Last year, between the two of us, we watched an average of 317 movies.
This year our goal is to top that by watching at least one a day.
And as an extra special torture, we've decided to write about all of them.

09 March 2008

The Assassination of Jesse James by the Coward Robert Ford, dir. Andrew Dominik (2007)

NIKKI says:
I'd been anticipating this film for some time, and worried that I'd perhaps built it up so far in my mind that it couldn't live up to my expectations.

I expected epic filmmaking, grand scenery, a leisurely paced story that might remind me of Tombstone or Unforgiven. I wanted suspense, history, scarred characters, and a harsh American landscape.

And, you know what? It was all there. It was pretty much exactly as I'd pictured it. The photography was probably more than I anticipated, which worked in my favour, too.

So, basically, it's a story of obsession. Obsession with people and legend, but also with affirmation and heroism, and the need to feel worth something. The film did well to really develop these conflicts within Robert Ford. The early stages of the film show us the lively fanboy who lapdogs around Jesse James. But once in Jesse's camp, Bob finds things aren't like they are in the nickelbooks. Jesse, the man, is conflicted himself, not always personable, not particularly heroic. Bob's view of Jesse alters so much that he discovers a way to use Jesse's legend to secure his own.

That Robert Ford goes down in history as a coward is rather unfortunate considering Jesse's means of taking care of business -- beating kids, pistol-whipping lowly train conductors, and, what do you know, shooting his friends in the back.

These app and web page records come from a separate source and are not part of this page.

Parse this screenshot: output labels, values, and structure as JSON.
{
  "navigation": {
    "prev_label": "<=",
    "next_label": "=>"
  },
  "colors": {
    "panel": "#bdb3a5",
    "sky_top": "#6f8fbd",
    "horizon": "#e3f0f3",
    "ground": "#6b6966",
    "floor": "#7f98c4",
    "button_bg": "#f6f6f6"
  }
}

It's a complex story, always compelling, with some genuinely amazing moments, such as the dinner table argument midway through when Bob is teased for his James Gang fandom. Also, Nick Cave's bar scene, and Jesse's visit to Ed Miller who he learns is conspiring against him.

The performances were great, too. Casey Affleck just proves himself so much in this film. His performance is majestic. Brad was a bit Usual Brad -- doing that laugh and stuff. But still, in the tense moments, he was great, too. Sam Rockwell was a stand out for me. Watching him trying so hard not to look guilty in every scene from the dinner table argument to Jesse's eventual death is just wrenching, and horribly suspenseful.

I just really enjoyed it, and I think it deserved greater representation at the Oscars this year.


STEVE says:
I have to admit, I agree with pretty much everything Nikki said. Yet The Assassination of Jesse James by the Coward Robert Ford was something of a disappointment for me.

There were times when I started looking at my watch, thinking, "Do we need this?" There were long stretches where the film strayed away from either Jesse James or Robert Ford, such as the bit where Dick Liddel and Wood Hite visit Hite's family home and Liddel ends up bedding his stepmother. Granted, this comes back around, so it was a plot point upon which other things hinged, but it could have been cut back some.

And then there's the ending. Act Three starts on Palm Sunday, the day before Jesse is killed. It does exactly what it's supposed to do, there's a little wrap up, and then... It's one year later. Bob and his brother Charlie are now re-enacting the killing on stage, night after night, to a crowded theatre. And Charlie kills himself, and Bob gets drunk, and Bob gets in a bar fight, and Bob meets a woman, and on and on and on until Bob is killed by someone who - like himself - was just seeking fame and glory.

If the aftermath of the assassination was so important, maybe shooting Jesse should have been the midpoint, rather than stuffing up the last ten minutes of what was otherwise a pretty good film.


No comments: